When he met Kathleen Turner who was performing the premiere of “Tallulah” at the Playhouse about Tallulah Bankhead, this great author pitched the actress on considering playing the lead in his “Tiny Alice” about to be produced in NYC.
Turner turned him down, citing her lack of identification with “Alice.” But she indicated that she would want to play Martha should “Virginia Woolf” be produced. This led to her acclaimed Broadway performance and a Martha for the ages.
When I directed his work “A Marriage Play”, I suggested the play needed further cuts. I held my breath. He looked at me, said nothing and left the rehearsal room. When he returned he conveyed that, indeed, a cut was needed, but not where I wanted it. He showed me his changes, we tried it and, of course, he was correct.
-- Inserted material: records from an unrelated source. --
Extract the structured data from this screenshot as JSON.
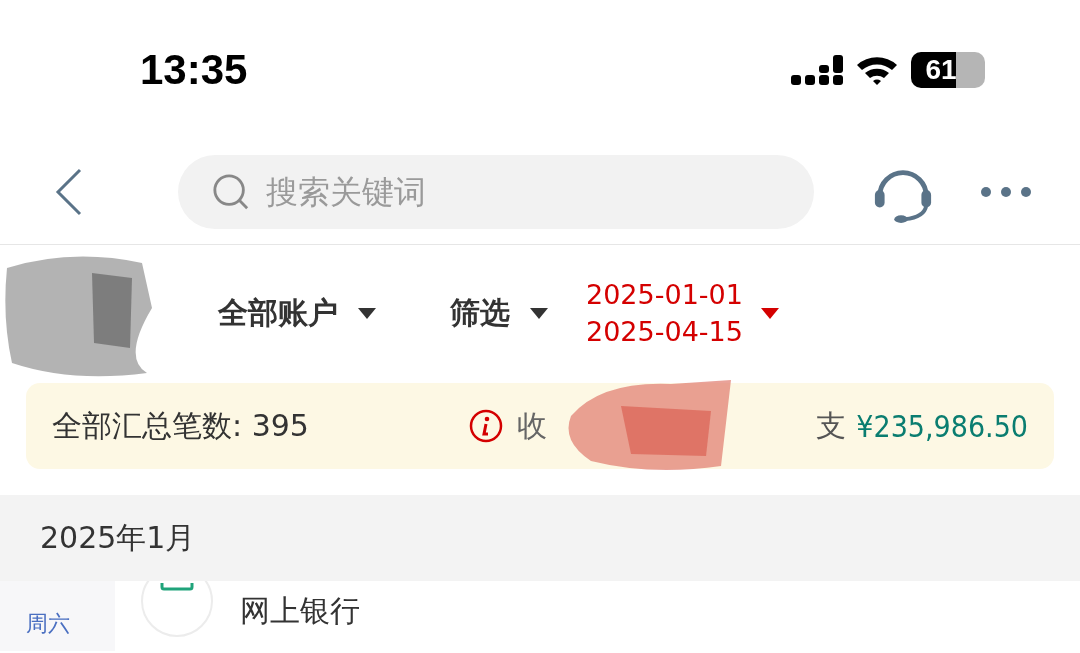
{
  "status_bar": {
    "time": "13:35",
    "battery": "61"
  },
  "search": {
    "placeholder": "搜索关键词"
  },
  "filters": [
    {
      "kind": "dropdown",
      "label": "全部账户"
    },
    {
      "kind": "dropdown",
      "label": "筛选"
    },
    {
      "kind": "dates",
      "lines": [
        "2025-01-01",
        "2025-04-15"
      ]
    }
  ],
  "summary": {
    "count_label": "全部汇总笔数: 395",
    "income_label": "收",
    "expense_label": "支",
    "expense_amount": "¥235,986.50"
  },
  "month_header": "2025年1月",
  "transactions": [
    {
      "weekday": "周六",
      "title": "网上银行"
    }
  ]
}
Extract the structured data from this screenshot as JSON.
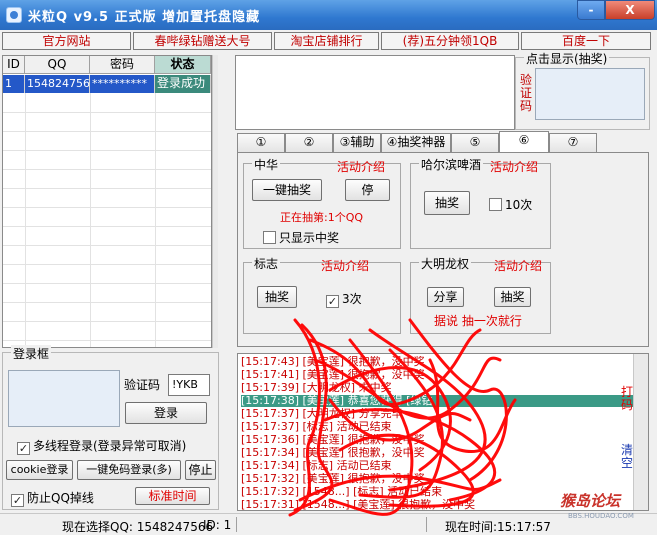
{
  "window": {
    "title": "米粒Q v9.5 正式版  增加置托盘隐藏",
    "minimize_label": "-",
    "close_label": "X"
  },
  "links": [
    {
      "label": "官方网站"
    },
    {
      "label": "春哔绿钻赠送大号"
    },
    {
      "label": "淘宝店铺排行"
    },
    {
      "label": "(荐)五分钟领1QB"
    },
    {
      "label": "百度一下"
    }
  ],
  "account_table": {
    "headers": [
      "ID",
      "QQ",
      "密码",
      "状态"
    ],
    "rows": [
      {
        "id": "1",
        "qq": "1548247566",
        "password": "**********",
        "status": "登录成功"
      }
    ]
  },
  "login_panel": {
    "legend": "登录框",
    "captcha_label": "验证码",
    "captcha_value": "!YKB",
    "login_button": "登录",
    "multithread_checkbox": "多线程登录(登录异常可取消)",
    "multithread_checked": true,
    "cookie_button": "cookie登录",
    "no_captcha_button": "一键免码登录(多)",
    "stop_button": "停止",
    "anti_drop_checkbox": "防止QQ掉线",
    "anti_drop_checked": true,
    "standard_time_button": "标准时间"
  },
  "click_display": {
    "legend": "点击显示(抽奖)",
    "vcode_label": "验证码"
  },
  "tabs": [
    "①",
    "②",
    "③辅助",
    "④抽奖神器",
    "⑤",
    "⑥",
    "⑦"
  ],
  "active_tab": "⑥",
  "groups": {
    "zhonghua": {
      "title": "中华",
      "intro": "活动介绍",
      "draw_button": "一键抽奖",
      "stop_button": "停",
      "status": "正在抽第:1个QQ",
      "only_winning_checkbox": "只显示中奖",
      "only_winning_checked": false
    },
    "harbin": {
      "title": "哈尔滨啤酒",
      "intro": "活动介绍",
      "draw_button": "抽奖",
      "times_checkbox": "10次",
      "times_checked": false
    },
    "biaozhi": {
      "title": "标志",
      "intro": "活动介绍",
      "draw_button": "抽奖",
      "times_checkbox": "3次",
      "times_checked": true
    },
    "daminglongquan": {
      "title": "大明龙权",
      "intro": "活动介绍",
      "share_button": "分享",
      "draw_button": "抽奖",
      "note": "据说 抽一次就行"
    }
  },
  "log": {
    "lines": [
      {
        "time": "[15:17:43]",
        "text": "[美宝莲] 很抱歉，没中奖",
        "selected": false
      },
      {
        "time": "[15:17:41]",
        "text": "[美宝莲] 很抱歉，没中奖",
        "selected": false
      },
      {
        "time": "[15:17:39]",
        "text": "[大明龙权] 未中奖",
        "selected": false
      },
      {
        "time": "[15:17:38]",
        "text": "[美宝莲] 恭喜您获得 [绿钻",
        "selected": true
      },
      {
        "time": "[15:17:37]",
        "text": "[大明龙权] 分享完毕",
        "selected": false
      },
      {
        "time": "[15:17:37]",
        "text": "[标志] 活动已结束",
        "selected": false
      },
      {
        "time": "[15:17:36]",
        "text": "[美宝莲] 很抱歉，没中奖",
        "selected": false
      },
      {
        "time": "[15:17:34]",
        "text": "[美宝莲] 很抱歉，没中奖",
        "selected": false
      },
      {
        "time": "[15:17:34]",
        "text": "[标志] 活动已结束",
        "selected": false
      },
      {
        "time": "[15:17:32]",
        "text": "[美宝莲] 很抱歉，没中奖",
        "selected": false
      },
      {
        "time": "[15:17:32]",
        "text": "[1548...] [标志] 活动已结束",
        "selected": false
      },
      {
        "time": "[15:17:31]",
        "text": "[1548...] [美宝莲] 很抱歉，没中奖",
        "selected": false
      }
    ],
    "side_label_top": "打码",
    "side_label_bottom": "清空"
  },
  "statusbar": {
    "current_qq": "现在选择QQ: 1548247566",
    "current_id": "ID: 1",
    "current_time": "现在时间:15:17:57"
  },
  "watermark": {
    "text": "猴岛论坛",
    "sub": "BBS.HOUDAO.COM"
  },
  "colors": {
    "titlebar": "#2f78d0",
    "selection_blue": "#2458c8",
    "selection_green": "#3b9a86",
    "accent_red": "#e00000"
  }
}
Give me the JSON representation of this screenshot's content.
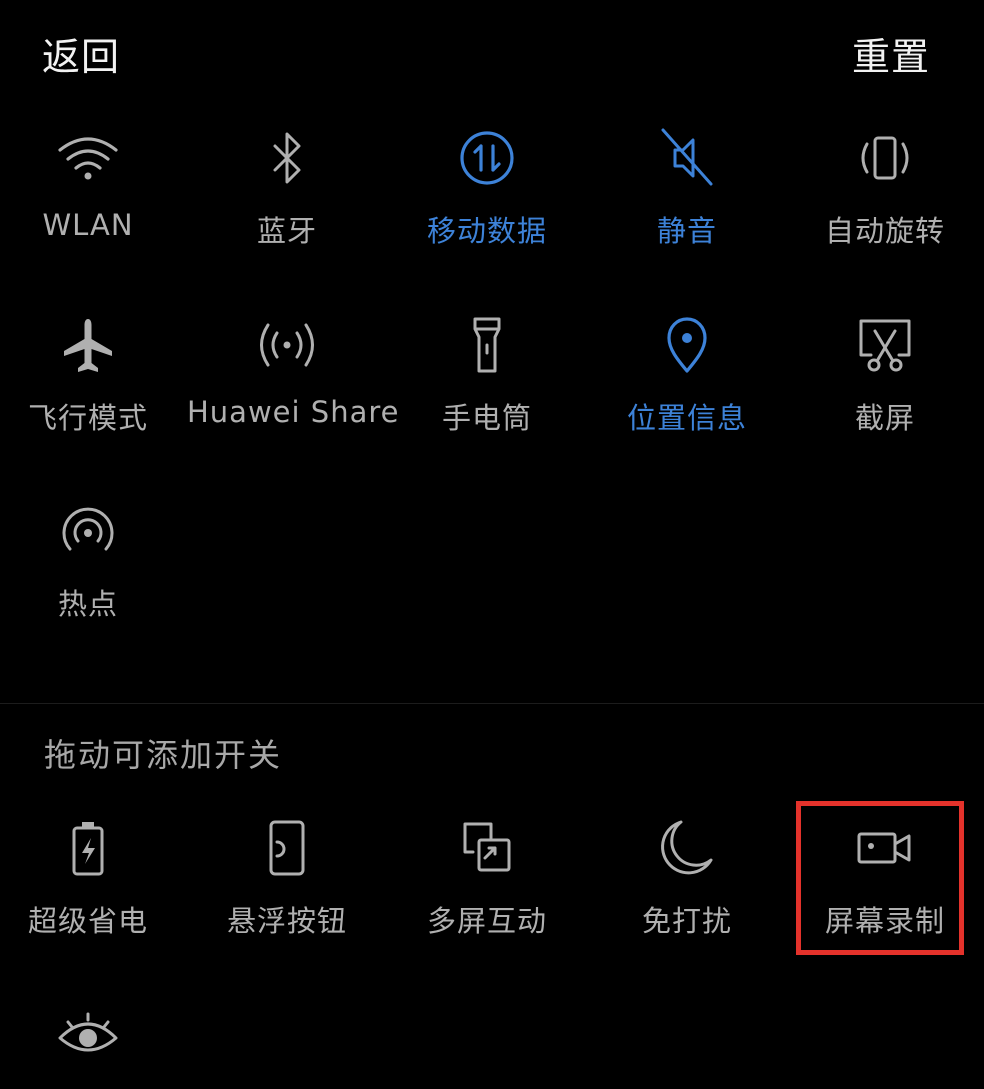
{
  "header": {
    "back_label": "返回",
    "reset_label": "重置"
  },
  "active_tiles": {
    "row1": [
      {
        "id": "wlan",
        "label": "WLAN",
        "icon": "wifi-icon",
        "on": false
      },
      {
        "id": "bluetooth",
        "label": "蓝牙",
        "icon": "bluetooth-icon",
        "on": false
      },
      {
        "id": "mobile-data",
        "label": "移动数据",
        "icon": "mobile-data-icon",
        "on": true
      },
      {
        "id": "mute",
        "label": "静音",
        "icon": "mute-icon",
        "on": true
      },
      {
        "id": "auto-rotate",
        "label": "自动旋转",
        "icon": "rotate-icon",
        "on": false
      }
    ],
    "row2": [
      {
        "id": "airplane",
        "label": "飞行模式",
        "icon": "airplane-icon",
        "on": false
      },
      {
        "id": "huawei-share",
        "label": "Huawei Share",
        "icon": "share-signal-icon",
        "on": false
      },
      {
        "id": "flashlight",
        "label": "手电筒",
        "icon": "flashlight-icon",
        "on": false
      },
      {
        "id": "location",
        "label": "位置信息",
        "icon": "location-pin-icon",
        "on": true
      },
      {
        "id": "screenshot",
        "label": "截屏",
        "icon": "screenshot-icon",
        "on": false
      }
    ],
    "row3": [
      {
        "id": "hotspot",
        "label": "热点",
        "icon": "hotspot-icon",
        "on": false
      }
    ]
  },
  "drag_section": {
    "title": "拖动可添加开关",
    "tiles": [
      {
        "id": "super-power-saving",
        "label": "超级省电",
        "icon": "battery-bolt-icon"
      },
      {
        "id": "floating-button",
        "label": "悬浮按钮",
        "icon": "floating-button-icon"
      },
      {
        "id": "multi-screen",
        "label": "多屏互动",
        "icon": "multi-screen-icon"
      },
      {
        "id": "do-not-disturb",
        "label": "免打扰",
        "icon": "moon-icon"
      },
      {
        "id": "screen-record",
        "label": "屏幕录制",
        "icon": "video-camera-icon",
        "highlighted": true
      }
    ],
    "extra_icon": "eye-icon"
  },
  "colors": {
    "background": "#000000",
    "active_blue": "#3d82d8",
    "inactive_gray": "#b0b0b0",
    "highlight_red": "#e4322b"
  }
}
Albee was always in service of the truth and proved it by eliminating material he loved so that his play could be even more penetrating.
Arnold Mittelman is president/producing artistic director of the National Jewish Theater Foundation.